* GIVEN RECORDS:
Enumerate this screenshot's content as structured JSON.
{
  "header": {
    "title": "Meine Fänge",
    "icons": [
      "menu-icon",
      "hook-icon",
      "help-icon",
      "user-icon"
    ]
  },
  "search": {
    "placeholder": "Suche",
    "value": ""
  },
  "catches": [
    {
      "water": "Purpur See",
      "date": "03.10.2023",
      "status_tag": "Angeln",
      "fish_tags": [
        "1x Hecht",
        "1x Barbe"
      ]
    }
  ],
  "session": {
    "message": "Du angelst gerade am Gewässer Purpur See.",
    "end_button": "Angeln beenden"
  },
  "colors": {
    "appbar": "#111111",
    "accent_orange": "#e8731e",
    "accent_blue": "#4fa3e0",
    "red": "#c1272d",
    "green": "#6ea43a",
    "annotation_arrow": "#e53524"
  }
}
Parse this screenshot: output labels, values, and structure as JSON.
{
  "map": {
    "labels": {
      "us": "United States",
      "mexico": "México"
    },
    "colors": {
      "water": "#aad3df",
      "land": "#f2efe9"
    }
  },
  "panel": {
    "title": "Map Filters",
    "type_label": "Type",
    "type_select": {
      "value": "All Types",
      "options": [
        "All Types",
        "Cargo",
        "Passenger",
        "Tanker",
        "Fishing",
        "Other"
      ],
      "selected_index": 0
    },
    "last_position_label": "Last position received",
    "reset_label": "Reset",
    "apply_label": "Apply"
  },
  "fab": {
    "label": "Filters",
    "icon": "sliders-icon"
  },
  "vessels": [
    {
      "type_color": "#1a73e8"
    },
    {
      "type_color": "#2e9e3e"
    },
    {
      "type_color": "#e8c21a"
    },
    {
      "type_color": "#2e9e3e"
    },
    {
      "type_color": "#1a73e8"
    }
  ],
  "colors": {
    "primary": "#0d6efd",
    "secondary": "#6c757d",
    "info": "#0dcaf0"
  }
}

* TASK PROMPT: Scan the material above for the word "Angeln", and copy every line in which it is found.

* EXERCISE RESULT:
      "status_tag": "Angeln",
    "end_button": "Angeln beenden"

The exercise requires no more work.